Facebook Instagram Twitter YouTube

The “integration” that Chávez promotes and his double talk

If [Argentinean President] Kirchner sought to appear next to [Brazilian President] Lula [at the MERCOSUR Summit] as an expression of “progressive possibilities” . . . Chávez spoke differently depending on who he might be talking to. While in the ceremony together with Fidel Castro in the Ciudad Universitaria in Córdoba [Argentina], he [Chávez] said again, […]

Left Voice

July 24, 2006
Facebook Twitter Share

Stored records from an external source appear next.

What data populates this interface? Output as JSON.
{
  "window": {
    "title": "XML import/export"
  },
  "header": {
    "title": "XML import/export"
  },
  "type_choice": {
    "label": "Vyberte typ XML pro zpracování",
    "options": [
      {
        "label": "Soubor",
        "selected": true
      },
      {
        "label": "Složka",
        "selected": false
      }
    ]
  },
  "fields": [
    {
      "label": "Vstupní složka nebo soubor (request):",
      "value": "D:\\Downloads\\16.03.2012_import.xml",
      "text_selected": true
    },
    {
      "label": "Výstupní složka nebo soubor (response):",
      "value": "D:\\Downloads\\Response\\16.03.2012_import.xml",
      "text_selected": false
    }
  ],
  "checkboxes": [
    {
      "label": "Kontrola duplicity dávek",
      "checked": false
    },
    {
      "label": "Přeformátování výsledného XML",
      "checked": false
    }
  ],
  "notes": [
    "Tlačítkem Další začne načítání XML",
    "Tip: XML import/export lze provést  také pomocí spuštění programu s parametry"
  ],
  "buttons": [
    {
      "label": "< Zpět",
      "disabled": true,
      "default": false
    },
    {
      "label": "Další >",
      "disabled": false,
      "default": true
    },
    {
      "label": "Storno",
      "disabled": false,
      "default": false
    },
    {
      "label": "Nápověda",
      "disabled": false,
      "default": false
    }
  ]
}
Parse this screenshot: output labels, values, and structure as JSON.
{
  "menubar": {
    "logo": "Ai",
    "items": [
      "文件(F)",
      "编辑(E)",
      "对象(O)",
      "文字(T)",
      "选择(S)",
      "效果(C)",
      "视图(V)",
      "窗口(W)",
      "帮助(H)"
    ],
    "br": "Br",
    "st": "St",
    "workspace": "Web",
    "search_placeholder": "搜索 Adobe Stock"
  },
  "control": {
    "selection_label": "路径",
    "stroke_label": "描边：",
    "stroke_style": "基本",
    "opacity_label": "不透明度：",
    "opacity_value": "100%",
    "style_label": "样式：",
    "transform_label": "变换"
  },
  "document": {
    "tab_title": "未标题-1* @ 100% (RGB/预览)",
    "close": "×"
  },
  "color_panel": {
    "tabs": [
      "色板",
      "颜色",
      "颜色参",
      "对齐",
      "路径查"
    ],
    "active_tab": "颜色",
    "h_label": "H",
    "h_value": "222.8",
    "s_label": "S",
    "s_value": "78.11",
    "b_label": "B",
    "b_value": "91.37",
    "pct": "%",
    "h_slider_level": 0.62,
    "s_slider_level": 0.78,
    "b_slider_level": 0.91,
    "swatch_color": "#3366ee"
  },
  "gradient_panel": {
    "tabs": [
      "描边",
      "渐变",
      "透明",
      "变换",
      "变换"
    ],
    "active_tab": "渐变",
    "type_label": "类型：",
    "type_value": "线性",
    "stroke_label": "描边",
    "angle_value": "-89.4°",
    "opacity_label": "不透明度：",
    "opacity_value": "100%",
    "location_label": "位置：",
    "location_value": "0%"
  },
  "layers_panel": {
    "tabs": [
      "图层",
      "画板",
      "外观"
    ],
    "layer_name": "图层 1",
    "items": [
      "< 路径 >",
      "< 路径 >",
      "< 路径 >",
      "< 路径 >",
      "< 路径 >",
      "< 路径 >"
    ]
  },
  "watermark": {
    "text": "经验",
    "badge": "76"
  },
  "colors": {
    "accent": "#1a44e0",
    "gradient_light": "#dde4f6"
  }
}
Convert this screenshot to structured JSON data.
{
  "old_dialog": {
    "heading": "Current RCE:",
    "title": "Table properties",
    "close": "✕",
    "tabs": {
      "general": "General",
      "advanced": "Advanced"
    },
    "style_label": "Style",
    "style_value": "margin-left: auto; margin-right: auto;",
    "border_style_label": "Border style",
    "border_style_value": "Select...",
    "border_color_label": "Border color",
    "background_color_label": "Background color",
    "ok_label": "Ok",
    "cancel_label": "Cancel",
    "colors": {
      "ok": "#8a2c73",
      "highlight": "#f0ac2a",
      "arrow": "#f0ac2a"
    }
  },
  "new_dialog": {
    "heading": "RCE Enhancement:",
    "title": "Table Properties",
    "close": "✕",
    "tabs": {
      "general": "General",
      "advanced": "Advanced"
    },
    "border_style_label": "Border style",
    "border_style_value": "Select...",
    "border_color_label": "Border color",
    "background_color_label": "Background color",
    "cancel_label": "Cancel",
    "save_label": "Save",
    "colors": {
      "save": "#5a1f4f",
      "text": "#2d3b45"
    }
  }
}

If [Argentinean President] Kirchner sought to appear next to
[Brazilian President] Lula [at the MERCOSUR Summit] as an expression
of “progressive possibilities” . . . Chávez spoke differently
depending on who he might be talking to. While in the ceremony
together with Fidel Castro in the Ciudad Universitaria in Córdoba
[Argentina], he [Chávez] said again, quoting Rosa Luxemburg, that the
alternative was “socialism or barbarism,” in his intervention during
the Presidents’ meeting he chose as models to follow the ideas
of . . . Celso Furtado and Raúl Prebisch, and the Argentinean
economist Aldo Ferrer. These three are among the main referents of
CEPAL (the Economic Commission for Latin America, founded from an
initiative of the UN in 1948). With some variations, the arguments of
these authors are the source of various ideas of “propponents of
bourgeois development” . . . . From the original ideas of Prebisch,
the “CEPAL-ianos” supported the fallacy that the Latin American
bourgeoisies are capable of overcoming the backwardness and
dependency of our countries, a claim repeatedly refuted by the facts.

As we see, the “integration” proposed by “the Bolivarian” [Chávez]
has nothing in common with the socialism of any century; rather, in
this “integration,” the capitalist bases of the social order that,
with the exception of Cuba, is in force in the various countries of
Latin America, remain intact. In his years in power, Chávez, despite
rhetoric about the “Bolivarian revolution,” has made no progress in
laying a hand on the sources of the economic power of the Venezuelan
oligarchy, not even of those who obviously organized the imperialist
coup of April, 2002, or the subsequent “lock out” by the employers,
both defeated thanks to active intervention by the mass movement.
That is why, although extremely high income from oil profits has
permitted policies of social assistance to the most impoverished
sectors, improving their health and educational conditions, levels of
poverty [in Venezuela] remain very high and the percentage of the
national income going to workers has not greatly improved.

Facebook Twitter Share

Left Voice

Militant journalism, revolutionary politics.

Archive

The Unknown Paths of the Late Marx

An interview with Marcello Musto about the last decade of Marx's life.

Marcello Musto

February 27, 2022

The Critical Left in Cuba

Frank García Hernández discusses the political and economic situation in Cuba and the path out of the current crisis.

Frank García Hernández

February 27, 2022

Nancy Fraser and Counterhegemony

A presentation from the Fourth International Marxist Feminist Conference.

Josefina L. Martínez

February 27, 2022

Who is Anasse Kazib?

Meet the Trotskyist railway worker running for president of France.

Left Voice

February 27, 2022

MOST RECENT

BLM Activists in Grand Rapids Face Repression and Need Solidarity

BLM leaders in Grand Rapids, Michigan are dealing with a new round of repression by the Grand Rapids Police Department. This is an attack on their struggle to get justice for Patrick Lyoya, a young Congolese refugee killed by the police two years ago.

Tristan Taylor

May 28, 2024

Wayne State Student Leaders Reject Administration’s Bad Offer and Plan to Hold Their Ground Against Repression and for Palestine

Students at Wayne State University organized a pro-Palestine encampment over the Memorial Day weekend with the main demand that the university divest from Israel. The encampment is now under imminent threat of being repressed by Detroit police.

Tristan Taylor

May 28, 2024

We Will Not Forgive or Forget the Massacre in Rafah

The brutality of the Israeli regime in Rafah is the brutality of a project in decline. The global working class, united with students, has the power to end it once and for all.

Two large signs that read "UC Divest from Genocide" and "Gaza Solidarity Encampment" behind the two signs a "UAW on Strike sign" pokes out

Dispatch from Day 2 of the UC Santa Cruz Picket Line

Left Voice member and City University of New York worker Olivia reports on the second day of her trip to Santa Cruz for UAW 4811’s historic strike to talk to workers.

Olivia Wood

May 25, 2024